Mr. Falbo is hoping to build off the success of 151 First Side, Downtown's first new condominium building since 1968. He has sold 62 of 82 units in the high rise, with the bulk running from $350,000 to $450,000. About 23 buyers have moved into the building so far. Forty percent of all buyers have been from out of town.
Seeing that so many of the downtown projects are receiving public support, it helps to know these statistics. But the "40 percent of all buyers" figure is to squishy to tell us anything. What does "out of town" mean? Does "town" mean "region," or "city limits"? Moreover, the percentage of "buyers" is less important than the percentage of actual "residents." If some speculator from Upper Topeka buys eight condos and rents them out to a bunch of guys who currently live in Shadyside, that doesn't do the city a whole lot of good in terms of new people or new taxes or vitality, etc.

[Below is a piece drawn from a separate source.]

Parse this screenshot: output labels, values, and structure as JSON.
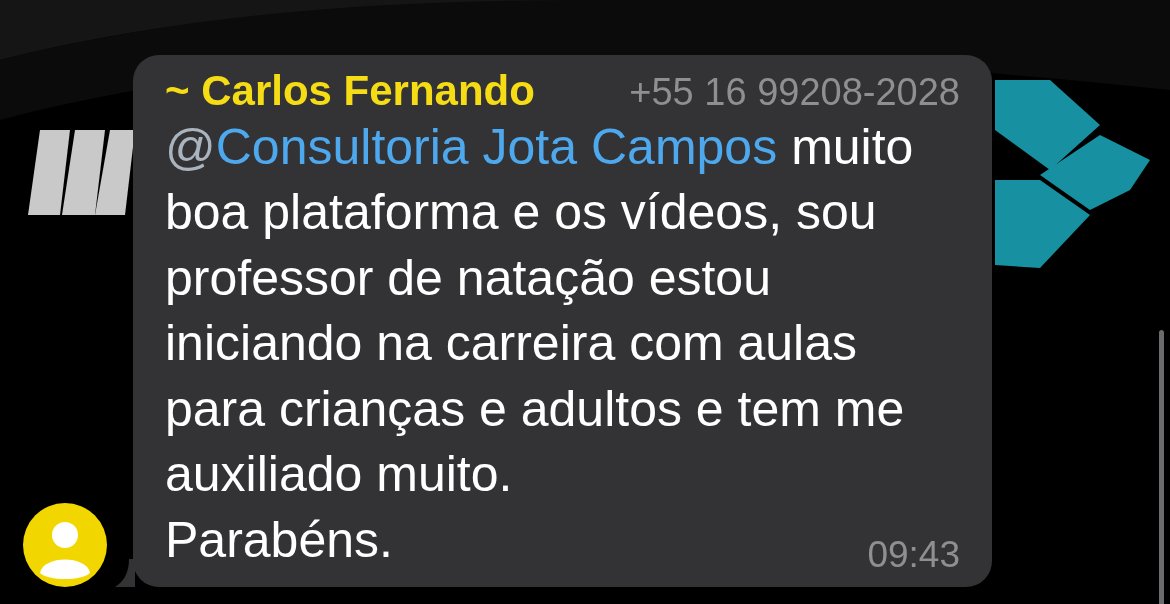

If you think that's quibbling, it's not. Other city's, such as Baltimore, have made serious efforts to define who is moving where. I mention one effort here:
New downtown residents are predominantly young, white and highly educated, with household incomes of $50,000 or more, the report found. Nearly three of every four come from out of state.

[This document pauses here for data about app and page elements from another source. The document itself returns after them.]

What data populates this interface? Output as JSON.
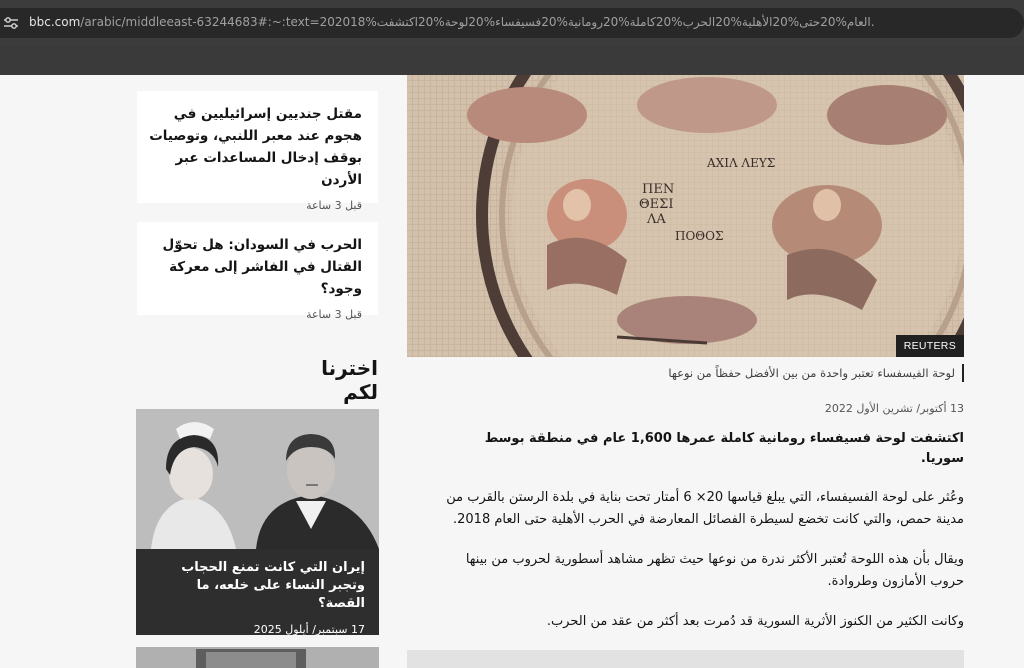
{
  "browser": {
    "url_host": "bbc.com",
    "url_rest": "/arabic/middleeast-63244683#:~:text=202018%العام%20حتى%20الأهلية%20الحرب%20كاملة%20رومانية%20فسيفساء%20لوحة%20اكتشفت."
  },
  "sidebar": {
    "cards": [
      {
        "title": "مقتل جنديين إسرائيليين في هجوم عند معبر اللنبي، وتوصيات بوقف إدخال المساعدات عبر الأردن",
        "time": "قبل 3 ساعة"
      },
      {
        "title": "الحرب في السودان: هل تحوّل القتال في الفاشر إلى معركة وجود؟",
        "time": "قبل 3 ساعة"
      }
    ],
    "section_title": "اخترنا لكم",
    "promo": {
      "title": "إيران التي كانت تمنع الحجاب وتجبر النساء على خلعه، ما القصة؟",
      "date": "17 سبتمبر/ أيلول 2025"
    }
  },
  "hero": {
    "credit": "REUTERS",
    "caption": "لوحة الفيسفساء تعتبر واحدة من بين الأفضل حفظاً من نوعها"
  },
  "article": {
    "date": "13 أكتوبر/ تشرين الأول 2022",
    "lead": "اكتشفت لوحة فسيفساء رومانية كاملة عمرها 1,600 عام في منطقة بوسط سوريا.",
    "paragraphs": [
      "وعُثر على لوحة الفسيفساء، التي يبلغ قياسها 20× 6 أمتار تحت بناية في بلدة الرستن بالقرب من مدينة حمص، والتي كانت تخضع لسيطرة الفصائل المعارضة في الحرب الأهلية حتى العام 2018.",
      "ويقال بأن هذه اللوحة تُعتبر الأكثر ندرة من نوعها حيث تظهر مشاهد أسطورية لحروب من بينها حروب الأمازون وطروادة.",
      "وكانت الكثير من الكنوز الأثرية السورية قد دُمرت بعد أكثر من عقد من الحرب."
    ]
  },
  "colors": {
    "page_bg": "#f6f6f6",
    "chrome_bg": "#3c3c3c",
    "card_bg": "#ffffff",
    "credit_bg": "#202020"
  }
}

"The new residents are fairly different than what the Census shows for Baltimore City, but the downtown area is much different from other areas of Baltimore City," said Matthew Kachura, a research analyst for the Jacob France Institute at the University of Baltimore, which surveyed 470 new downtown residents.
I am sure Ralph Falbo is a nice fellow and an honest man. But it doesn't make sense to rely on him for these kinds of statistics. A clear assessment of what's happening downtown--and who should pay for it--requires an independent actor to do the asking. This is basic stuff: How many of the people moving downtown have simply moved there from other city neighborhoods?
Hello? Pittsburgh Post-Gazette? One of the universities?
Note that this is the first condo building in Pittsburgh since 1968. And tweaking Falbo's numbers reveals that a full 60 percent of all buyers are NOT from "out of town." Would an objective observer expect future condo developments to attract more out-of-towners or fewer? I am open to any explanation anyone is willing to offer. But I remain flabbergasted that nobody is asking any of these questions. These developers continue to promise that their projects draw a substantial interest from people in suburbia and even farther afield. But do they?
People ask in other places. Why not here? We are renowned for our "world-class development institutions" and "one of America's great newspapers." But all seem curiously un-curious in this regard.